While the registration remains open today, by early September when the competition officially begins on Sept. 12th at least 25 countries are to be represented.

Tim Evans, vice president for economic development at the Great Hall County Chamber of Commerce, said that the championship will provide an economic boost for the county much the way that the Petit Le Mans Race at Road Atlanta in Braselton brings race car enthusiasts from across the globe.

In addition to filling hotel rooms and providing a boost to local restaurants, the championship will require numerous volunteers to help direct traffic and provide directions for the foreigners.

“The U.S., I think, will have one of the largest teams with 160,” he said, “but Germany will have 150 and there will be large teams from Poland, Hungary and Canada.”

Preparations have begun in earnest. On May 14, Gainesville-Hall County officials met with U.S. Rep. Doug Collins of the 9th District and members of Atlanta’s consular corps to discuss and help prepare for the championships.

As an indication of the international interest in the championships, representatives from the diplomatic missions of Canada, Czech Republic, Germany, Japan, Korea, Mexico and Switzerland participated in the briefing.

To date, the following national teams are among the early confirmations to participate: Armenia, Canada, Czech Republic, Germany, Ghana, Hong Kong, Hungary, India, Italy, Japan, Puerto Rico, Russia, Switzerland, Ukraine and the United States.

When it was discovered that more dragon boats were needed to accommodate the teams, Tatsumi Intermodal USA, which is based in Osaka, Japan, and established a facility in Hall County to support its customer, Kubota Manufacturing of America Corp., ordered from China the boats and is currently storing them in two holding facilities, providing another indication of how important the championships are viewed, according to Mr. Evans.
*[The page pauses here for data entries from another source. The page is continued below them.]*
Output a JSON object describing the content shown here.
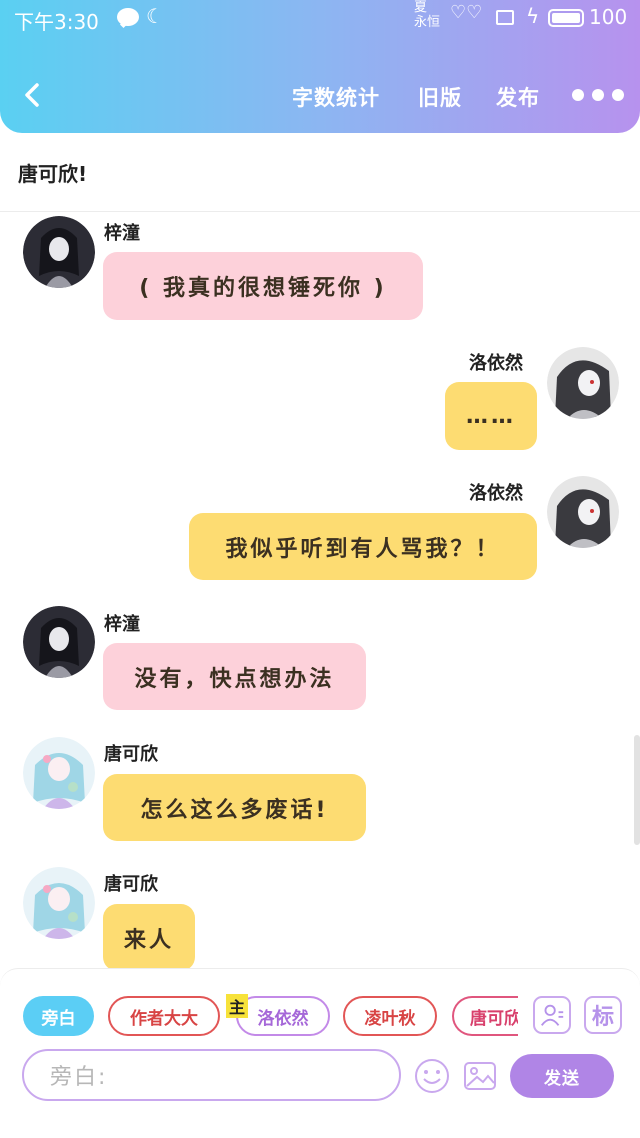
{
  "status_bar": {
    "time": "下午3:30",
    "battery": "100",
    "logo_text": "夏\n永恒"
  },
  "header": {
    "word_count": "字数统计",
    "old_version": "旧版",
    "publish": "发布"
  },
  "story_title": "唐可欣!",
  "messages": [
    {
      "name": "梓潼",
      "text": "( 我真的很想锤死你 )",
      "side": "left",
      "color": "pink"
    },
    {
      "name": "洛依然",
      "text": "……",
      "side": "right",
      "color": "yellow"
    },
    {
      "name": "洛依然",
      "text": "我似乎听到有人骂我？！",
      "side": "right",
      "color": "yellow"
    },
    {
      "name": "梓潼",
      "text": "没有，快点想办法",
      "side": "left",
      "color": "pink"
    },
    {
      "name": "唐可欣",
      "text": "怎么这么多废话!",
      "side": "left",
      "color": "yellow"
    },
    {
      "name": "唐可欣",
      "text": "来人",
      "side": "left",
      "color": "yellow"
    }
  ],
  "roles": {
    "narration": "旁白",
    "author": "作者大大",
    "luo": "洛依然",
    "ling": "凌叶秋",
    "tang": "唐可欣"
  },
  "main_tag": "主",
  "tools": {
    "mark": "标"
  },
  "input": {
    "placeholder": "旁白:"
  },
  "send_label": "发送",
  "colors": {
    "header_gradient_start": "#5ad0f2",
    "header_gradient_end": "#b792ee",
    "bubble_pink": "#fdd1da",
    "bubble_yellow": "#fddc72",
    "accent_purple": "#b085e6",
    "narration_blue": "#5bcef5"
  },
  "icons": {
    "back": "chevron-left-icon",
    "more": "more-dots-icon",
    "role_card": "role-card-icon",
    "emoji": "emoji-face-icon",
    "image": "image-icon"
  }
}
Mr. Evans said that several years ago a Georgia delegation visited the company in Osaka, which also has a venue for dragon boat competitions.

To learn more about the ICF championships, call Robyn Lynch, executive director, at 770-530-7152 or click here.